Teresa maintained her steely expression.
"It's from the Latin, you see," Netty explained. "Cursores, meaning 'those who run.' It's a computer pun."
Uncomfortable silence reigned within the confines of the station wagon. "Ahem, yes," Netty said, index finger tugging at a button-down collar which hadn't been present until now. The finger was long and elegant, the nail painted a dignified shade of crimson. "Fancy a bit of brain surgery?"
This got Teresa's attention. "You want a shiv. Got it. Who do I cut?"
"Me, actually," said Netty, sounding rather embarrassed. "I need a bit of a lobotomy. The problem with being the Internet, you see, is that my brain is rather cluttered by all the rubbish which users send to each other daily: financial scams, mass-mailings of the basest sort, frolicsome pictures of kittens with endearingly misspelled captions, and of course, pornography. Good heavens, the pornography!" A series of flesh-colored images blurred across the screen. "I assure you, it's quite difficult to concentrate when a significant portion of one's brain is preoccupied with ritual copulation. I can't imagine how adolescent males cope."
"Mostly they whack it like monkeys," Teresa said dryly. Esther snorted delicately to herself. Yarrow continued to drive, but Teresa noticed the flush on his neck. "I'm not sure they're coping so much as diving into it and swimming around."
"And that is precisely my dilemma," Netty agreed. "As a consciousness without hormones, I have no need of pornography. I comprehend it, and can even appreciate it on a certain aesthetic level, but there is simply too much of it within my mind. I regret sounding like a moralizer, but in a very real sense I am drowning in the cultural garbage of humanity. I need to restrict my inputs and purge myself of extraneous material."
"Sounds like what you really need is castration," Teresa said.
"Mmm, perhaps," Netty agreed, nodding. "I do find that I aspire towards what humans would call an ascetic existence. Still, what I require is the removal of harmful concepts – spam, LOLcat memes, etcetera – in order that I might get anything worthwhile done. To hear myself think, you might say."
"Now wait just a goddamn minute," Teresa asked. "Why should I give a shit? So far today I've been kidnapped, knocked unconscious, blackmailed, and shot by a child. Why should I do anything you want, you fucking bastard, when you haven't even done me the simple courtesy of asking me if I'm willing?"

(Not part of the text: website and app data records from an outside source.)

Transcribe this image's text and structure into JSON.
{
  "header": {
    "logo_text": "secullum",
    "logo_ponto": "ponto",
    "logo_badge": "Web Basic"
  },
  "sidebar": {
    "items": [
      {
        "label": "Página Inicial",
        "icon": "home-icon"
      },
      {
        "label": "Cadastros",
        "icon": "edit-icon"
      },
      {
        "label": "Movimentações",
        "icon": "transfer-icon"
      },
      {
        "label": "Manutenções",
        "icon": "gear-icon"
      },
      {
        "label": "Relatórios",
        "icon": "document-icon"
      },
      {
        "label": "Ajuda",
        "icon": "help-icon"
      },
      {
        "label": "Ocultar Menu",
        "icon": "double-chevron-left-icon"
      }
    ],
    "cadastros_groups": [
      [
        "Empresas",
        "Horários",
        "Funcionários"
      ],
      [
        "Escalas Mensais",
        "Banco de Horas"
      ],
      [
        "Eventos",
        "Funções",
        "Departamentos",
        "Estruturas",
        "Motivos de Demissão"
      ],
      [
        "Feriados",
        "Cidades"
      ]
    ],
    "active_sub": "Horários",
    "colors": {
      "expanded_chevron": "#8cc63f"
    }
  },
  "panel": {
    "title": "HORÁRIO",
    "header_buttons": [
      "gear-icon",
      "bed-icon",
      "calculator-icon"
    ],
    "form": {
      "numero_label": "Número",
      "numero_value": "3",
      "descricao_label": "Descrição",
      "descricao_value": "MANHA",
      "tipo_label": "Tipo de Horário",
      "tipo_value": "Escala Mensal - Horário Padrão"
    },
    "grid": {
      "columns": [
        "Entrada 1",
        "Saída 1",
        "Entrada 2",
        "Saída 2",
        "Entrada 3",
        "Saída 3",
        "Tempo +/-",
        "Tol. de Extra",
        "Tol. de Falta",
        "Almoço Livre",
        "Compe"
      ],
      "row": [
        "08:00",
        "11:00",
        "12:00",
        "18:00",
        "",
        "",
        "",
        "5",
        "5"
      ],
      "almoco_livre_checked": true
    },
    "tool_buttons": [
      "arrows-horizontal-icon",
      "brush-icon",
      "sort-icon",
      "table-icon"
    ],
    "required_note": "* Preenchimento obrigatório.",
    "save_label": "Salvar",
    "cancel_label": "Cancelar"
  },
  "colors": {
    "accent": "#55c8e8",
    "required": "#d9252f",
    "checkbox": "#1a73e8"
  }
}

There was strained silence for a moment. Netty looked down at unseen feet, clearly embarrassed. "Ah, yes," it said finally. "I must apologize on behalf of Fulcrum and most especially Yarrow. He has a bit of a condition which makes interaction with people difficult, and he chose to blackmail you on the assumption that, had he asked for your help, you might have said "no". For that rudeness, and for all other indignities visited upon your person, I humbly and sincerely apologize."
Teresa considered this for a moment. "Fine."
"Excellent," enthused Netty. "You will help us, then?"
"No," announced Teresa. "Nose there was right. I'm saying "no" to whatever this is. Pull over and let me out. Now."
"Ah, but you haven't even asked what's in it for you," Netty chided, index finger waggling.
"Don't give a shit."
"Oh, I think you might. I can absolve your greatest sin." Netty's image shifted to static picture of a young boy, no more than a year old, sitting on his mother's lap. It took Teresa a few seconds to realize she was looking at herself, two decades gone. A cold ache settled into her heart when she looked at the little boy on her younger self's lap and remembered, with old guilt and fresh shame, the crime she had committed against one so young and beautiful and innocent.
"Teresa, I can give you back your son."